We also know that there are thousands and thousands of more law enforcement officers out there on the job today and every day who are taking risks that are hard for ordinary people to imagine. They take risks to protect the community, protect the people they don't know, protect people they’ve never met. But they go out there and you all do it anyway, regardless of whether or not -- where they’re from, who they are, whether you know them or not.
And today is a day for them as well, all those officers -- a day that every man and woman in uniform should feel extremely proud -- proud of themselves, not just the men and women standing behind me. Today is a day the entire community of police officers should understand that America appreciates what you're doing, that this President and I appreciate what you're doing.
We owe the families, because every single day, as I said, you kiss your husband or wife goodbye, your son or your daughter, you know there’s that little, nagging feeling inside you -- that nagging feeling that I wonder what’s going to be meeting them today. And that's a sacrifice. It's a sacrifice that goes without adequate recognition.
Ladies and gentlemen, it's my great honor and privilege to present to you a man who fully recognizes that sacrifice, who’s committed to law enforcement in his bones. And every action he has taken as President has been designed to protect those of you behind the shield, and the shield in front of the families that they represent.
Ladies and gentlemen, it's my honor and privilege to present to you the President of the United States of America, Barack Obama. (Applause.)
THE PRESIDENT: Thank you, everybody. It is a great honor to be here -- one of my favorite events that we do every single year. And let me start by thanking Joe Biden not only for being a great Vice President -- which he is -- but also being a lifelong friend of law enforcement. (Applause.) Now, he and I have a special reason for loving law enforcement, because we have the unusual privilege of being surrounded by law enforcement every minute of every day. (Laughter.) And they also protect the people we love most in the world -- our families. So we’re incredibly grateful to them and to all the law enforcement officers who serve and protect families and communities across the nation every single day.
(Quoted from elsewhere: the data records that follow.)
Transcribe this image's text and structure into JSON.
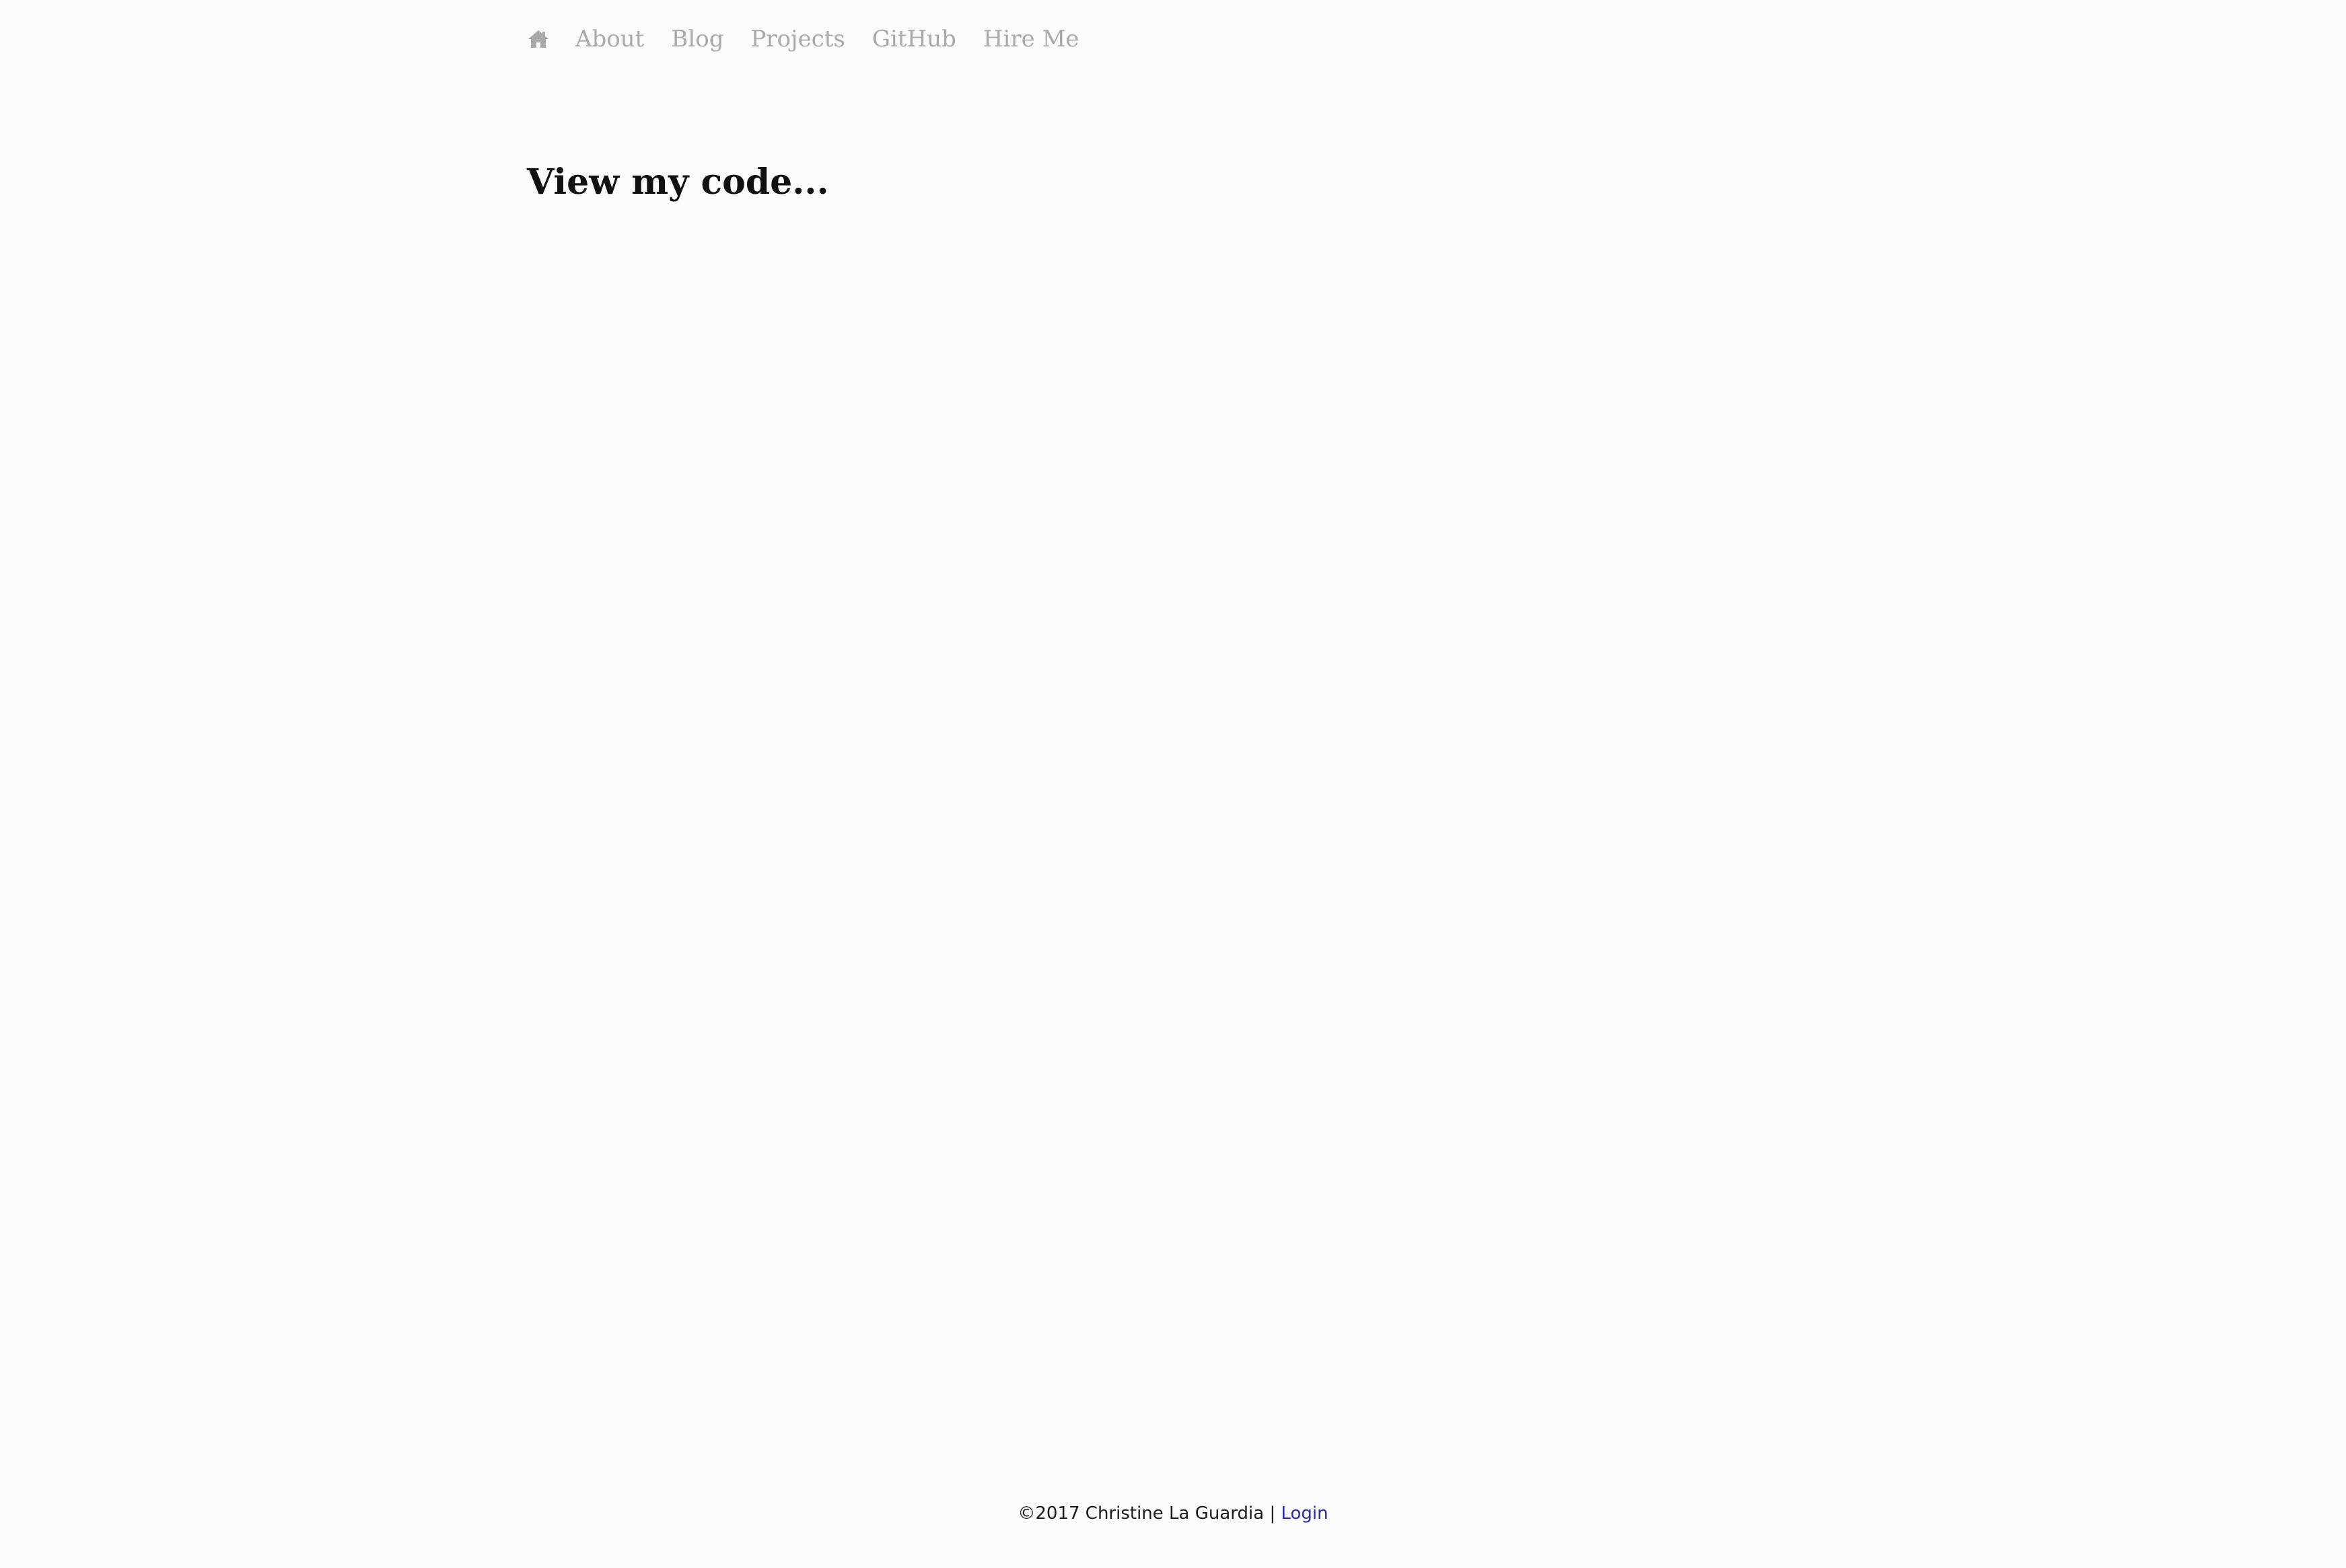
{
  "nav": {
    "home_icon": "home-icon",
    "items": [
      {
        "label": "About"
      },
      {
        "label": "Blog"
      },
      {
        "label": "Projects"
      },
      {
        "label": "GitHub"
      },
      {
        "label": "Hire Me"
      }
    ],
    "link_color": "#a9a9a9"
  },
  "main": {
    "title": "View my code..."
  },
  "footer": {
    "copyright": "©2017 Christine La Guardia",
    "separator": "|",
    "login_label": "Login",
    "login_color": "#2a2ab0"
  },
  "colors": {
    "background": "#fafafa",
    "text": "#111111"
  }
}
Some of the public servants who make sure America’s police officers have what they need to do their jobs are also here today, and I just want to recognize them briefly. First of all, Secretary of Homeland Security Jeh Johnson is here. (Applause.) Attorney General Eric Holder is here, as well. (Applause.) Congresswoman Eleanor Holmes Norton is here. (Applause.) And I want to thank everybody from the National Association of Police Organizations, including your outstanding president, Tom Nee. (Applause.)
But, most of all, we’re here to welcome and congratulate our guests of honor, America’s Top Cops of 2014, and to thank their families -- their spouses, moms, dads, sons, daughters who love and support these heroes every single step of the way. So give them a big round of applause. (Applause.) We know it takes a lot of courage to be a cop, but it also takes a lot of courage to love a cop -- (laughter) -- and to send them off to work every single day with a hug and a prayer for their safety. So all of you are heroes in my book, as well.
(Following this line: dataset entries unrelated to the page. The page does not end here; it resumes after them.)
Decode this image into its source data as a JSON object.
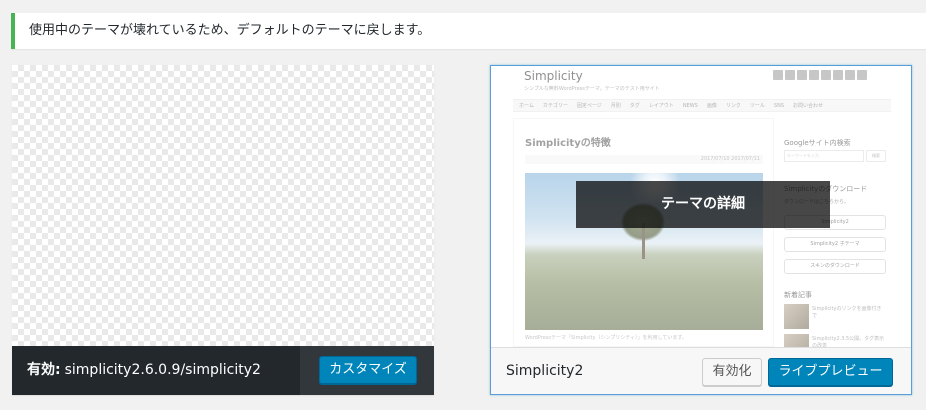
{
  "notice": {
    "text": "使用中のテーマが壊れているため、デフォルトのテーマに戻します。"
  },
  "active_theme": {
    "label": "有効:",
    "name": "simplicity2.6.0.9/simplicity2",
    "customize_label": "カスタマイズ"
  },
  "theme_card": {
    "name": "Simplicity2",
    "activate_label": "有効化",
    "preview_label": "ライブプレビュー",
    "details_label": "テーマの詳細",
    "screenshot": {
      "site_title": "Simplicity",
      "site_desc": "シンプルな無料WordPressテーマ。テーマのテスト用サイト",
      "nav_items": [
        "ホーム",
        "カテゴリー",
        "固定ページ",
        "月別",
        "タグ",
        "レイアウト",
        "NEWS",
        "画像",
        "リンク",
        "ツール",
        "SNS",
        "お問い合わせ"
      ],
      "post_title": "Simplicityの特徴",
      "post_meta": "2017/07/10  2017/07/11",
      "excerpt": "WordPressテーマ「Simplicity（シンプリシティ）」を利用しています。",
      "sidebar": {
        "search_heading": "Googleサイト内検索",
        "search_placeholder": "キーワードを入力",
        "search_button": "検索",
        "download_heading": "Simplicityのダウンロード",
        "download_note": "ダウンロードはこちらから。",
        "download_buttons": [
          "Simplicity2",
          "Simplicity2 子テーマ",
          "スキンのダウンロード"
        ],
        "recent_heading": "新着記事",
        "recent_items": [
          "Simplicityのリンクを画像付きで",
          "Simplicity2.3.5公開。タグ表示の改善"
        ]
      },
      "social_icons": [
        "twitter-icon",
        "facebook-icon",
        "gplus-icon",
        "hatena-icon",
        "pocket-icon",
        "github-icon",
        "feedly-icon",
        "rss-icon"
      ]
    }
  },
  "colors": {
    "notice_border": "#46b450",
    "primary": "#0085ba",
    "active_bar": "#23282d",
    "focus_border": "#5b9dd9"
  }
}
The 53 officers, detectives, patrolmen, special agents, and troopers that we celebrate today are America’s Finest -- the best of the best. They hail from different parts of the country, and different events brought them here today. But they share one important thing in common. When the moment came -- when the shooting started, or a bomb went off, or a hostage was taken, or a child screamed for help -- they did not hesitate. They went into action. They ran toward the danger -- not away from it. And they risked their lives to save the lives of others.
Now, I got a chance to spend a little time with these guys before they came out here. When you talk to them -- and this has been true every time we’ve done this, every single year -- they’ll always say, I was just doing my job, insisting that they didn’t do anything extraordinary. And they’re right about one thing: There are heroes in every force, in every city, in every town across the nation. And everyone standing up here owes something to police officers who aren’t here, somebody who pushed them to do their best and had their backs when they needed it. So this is also a celebration for all law enforcement who are doing their jobs out there bravely and diligently, and we want to thank them for keeping us safe.
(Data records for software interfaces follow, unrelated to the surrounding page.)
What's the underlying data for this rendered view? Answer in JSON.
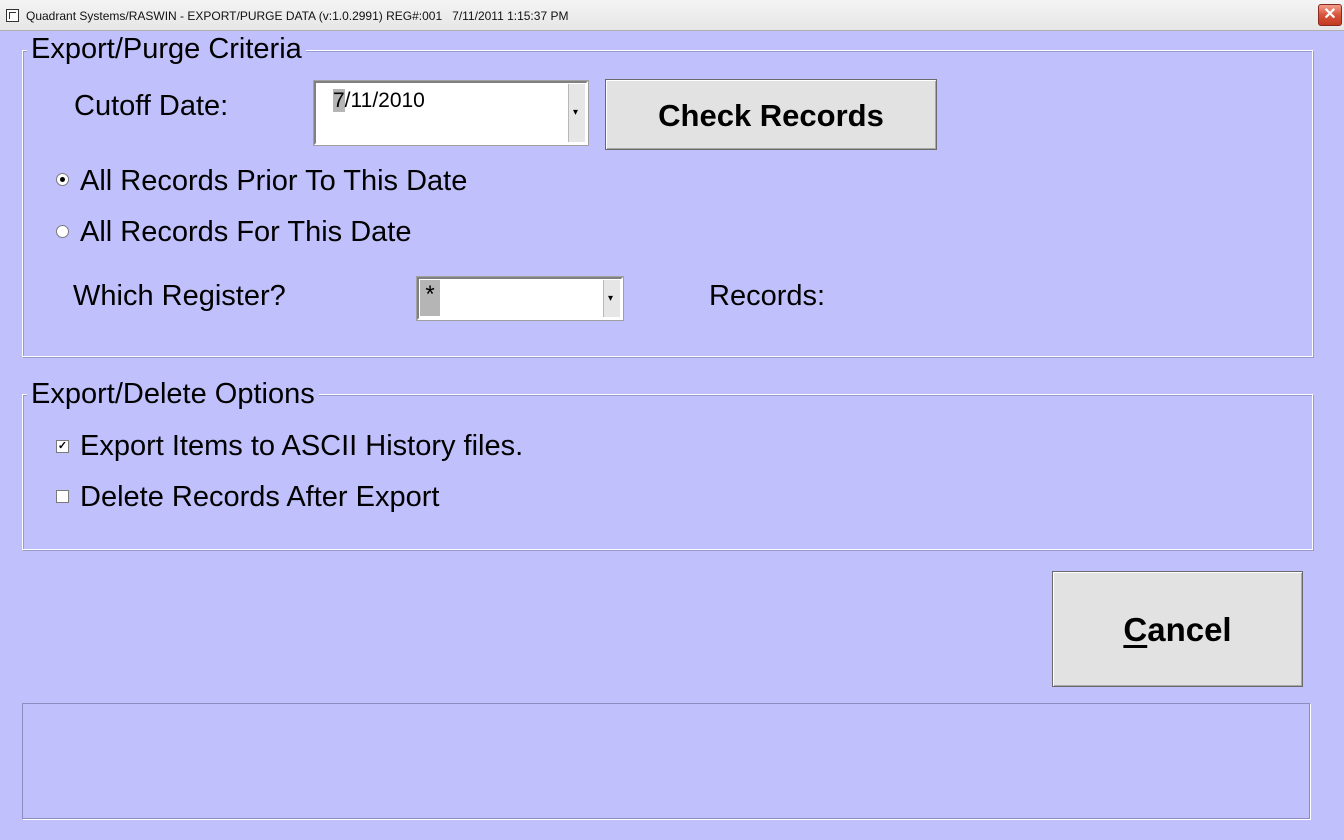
{
  "window": {
    "title": "Quadrant Systems/RASWIN - EXPORT/PURGE DATA (v:1.0.2991) REG#:001   7/11/2011 1:15:37 PM",
    "close_glyph": "✕"
  },
  "criteria": {
    "legend": "Export/Purge Criteria",
    "cutoff_label": "Cutoff Date:",
    "cutoff_value": "7/11/2010",
    "check_records_label": "Check Records",
    "radio_prior_label": "All Records Prior To This Date",
    "radio_prior_selected": true,
    "radio_for_label": "All Records For This Date",
    "radio_for_selected": false,
    "register_label": "Which Register?",
    "register_value": "*",
    "records_label": "Records:"
  },
  "options": {
    "legend": "Export/Delete Options",
    "export_label": "Export Items to ASCII History files.",
    "export_checked": true,
    "delete_label": "Delete Records After Export",
    "delete_checked": false
  },
  "actions": {
    "cancel_label": "Cancel"
  },
  "colors": {
    "background": "#c0c0fc",
    "button_face": "#e2e2e2",
    "selection": "#b5b5b5"
  }
}
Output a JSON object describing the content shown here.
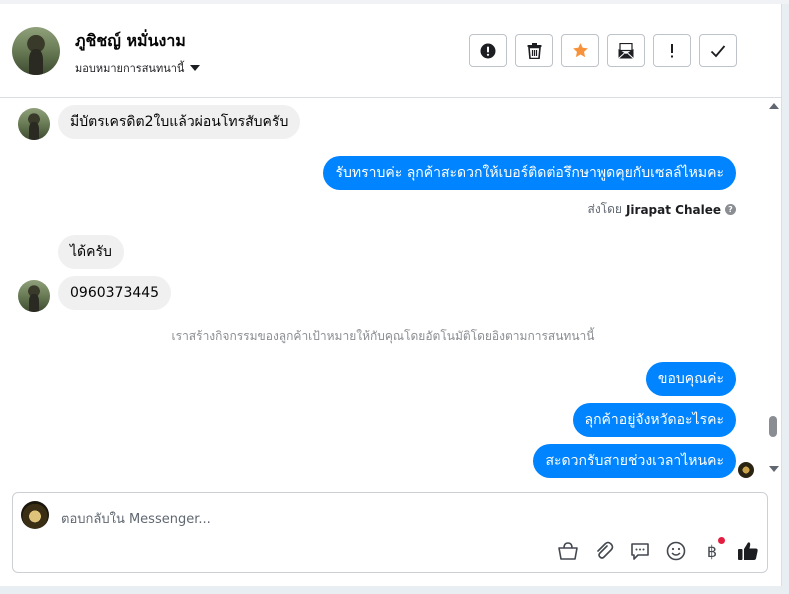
{
  "header": {
    "contact_name": "ภูชิชญ์ หมั่นงาม",
    "assign_label": "มอบหมายการสนทนานี้"
  },
  "toolbar": {
    "buttons": [
      {
        "name": "mark-spam-button",
        "icon": "exclamation-circle-icon"
      },
      {
        "name": "delete-button",
        "icon": "trash-icon"
      },
      {
        "name": "star-button",
        "icon": "star-icon",
        "color": "#f7923a"
      },
      {
        "name": "mark-unread-button",
        "icon": "envelope-icon"
      },
      {
        "name": "follow-up-button",
        "icon": "exclamation-icon"
      },
      {
        "name": "mark-done-button",
        "icon": "check-icon"
      }
    ]
  },
  "messages": [
    {
      "from": "customer",
      "text": "มีบัตรเครดิต2ใบแล้วผ่อนโทรสับครับ"
    },
    {
      "from": "page",
      "text": "รับทราบค่ะ ลุกค้าสะดวกให้เบอร์ติดต่อรึกษาพูดคุยกับเซลล์ไหมคะ"
    },
    {
      "from": "customer",
      "text": "ได้ครับ"
    },
    {
      "from": "customer",
      "text": "0960373445"
    },
    {
      "from": "page",
      "text": "ขอบคุณค่ะ"
    },
    {
      "from": "page",
      "text": "ลุกค้าอยู่จังหวัดอะไรคะ"
    },
    {
      "from": "page",
      "text": "สะดวกรับสายช่วงเวลาไหนคะ"
    }
  ],
  "sent_by": {
    "prefix": "ส่งโดย",
    "name": "Jirapat Chalee"
  },
  "system_note": "เราสร้างกิจกรรมของลูกค้าเป้าหมายให้กับคุณโดยอัตโนมัติโดยอิงตามการสนทนานี้",
  "composer": {
    "placeholder": "ตอบกลับใน Messenger...",
    "icons": [
      "shopping-basket-icon",
      "paperclip-icon",
      "saved-reply-icon",
      "emoji-icon",
      "baht-payment-icon",
      "thumbs-up-icon"
    ],
    "baht_symbol": "฿"
  },
  "colors": {
    "outgoing_bubble": "#0084ff",
    "incoming_bubble": "#f0f0f0",
    "star": "#f7923a"
  }
}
Having said that, even if these guys won’t admit it, there is something special about these guys. This is the sixth year that I’ve welcomed Top Cops to the White House, and every year, their stories are incredible. There are no exceptions.
There’s somebody on the loose here! (Laughter.) Oh no! She was making a break for it. (Laughter.) That was great. Did you see her?
THE VICE PRESIDENT: Yes, I saw her. (Laughter.)
THE PRESIDENT: She was moving.
THE VICE PRESIDENT: She could move quickly. (Laughter.)
THE PRESIDENT: Here are some of the reasons these officers are here today.
Surviving a violent ambush in the pitch-black woods while confronting an escaped felon convicted of sexual assault.
Engaging in hand-to-hand combat to take down someone seen trying to blow up a gas station near a major international airport.
Storming an underground bunker to rescue a kidnapped five-year-old boy.
Braving a hail of gunfire to protect victims of domestic violence.
One of these officers, in protecting the public, took out a suspected cop-killing bank robber with what was described as a one-in-a-million shot. Another stopped a shooter by returning fire through the windshield of his patrol car -- while making sure to wear his seat belt. (Laughter.) One jumped a fence during his own Father’s Day celebration when a boy screamed that someone was trying to kill his mom. He saved both the mother and her son -- and now that little boy says he’s thinking about becoming a cop as well.
And there are officers here who were in the thick of two attacks last year: the shooting at the Washington Naval Yard and the bombing at the Boston Marathon. On those awful days -- and we all remember them -- amid the smoke and the chaos, the courage of these officers shone through. And their quick thinking and level-headedness undoubtedly saved lives. Their willingness to put themselves in danger to protect others answered the prayer of Americans watching all across the country.
So heroism like this can come with great sacrifice. Some of the officers here today sustained serious injuries in the line of duty. They were shot or stabbed. Some lost friends, even a partner. Some are still recovering.
There’s one person who should be here today but isn’t -- Officer Dennis Simmonds of the Boston P.D. Last year, Officer Simmonds was injured in an explosion during that gun battle after the Boston Marathon bombing. And just a few weeks ago, he died while on active duty. Dennis’s partner, Officer Jean Gerard Jean-Louis, is here. So are members of his family, including his parents, Dennis and Roxanne. And our sorrow at your loss is matched only by our gratitude for your son’s service and sacrifice. I told the family before I came out here he will not be forgotten.
So what these officers do is dangerous. They do it because it’s important. Maintaining the public safety is the foundation of everything that is good that happens every single day in America. It’s why parents can send their kids to school and adults can head off to work, and community centers and houses of worship can open their doors to one and all, and businesses can start and thrive. And that’s why people can cast their votes and express their views without fear. It’s one of the reasons people travel and do business in these United States.
And that’s why Americans everywhere owe a debt to our nation’s law enforcement. And we have to do our part by making sure all of you have the resources and protections and support that you need to do your job well. That’s our end of the bargain. That’s what I’m going to keep on fighting for every day that I have the honor of serving as your President. And that’s what Joe Biden is going to work every day as long as he has the honor of serving as your Vice President.
So on behalf of all the American people, thank you. There are people alive today because of you. You may not even know their names, but we do, and we’re proud of you.
God bless you. God bless your families, and God bless the United States of America. Please give them a big round of applause. (Applause.)
5:51 P.M. EDT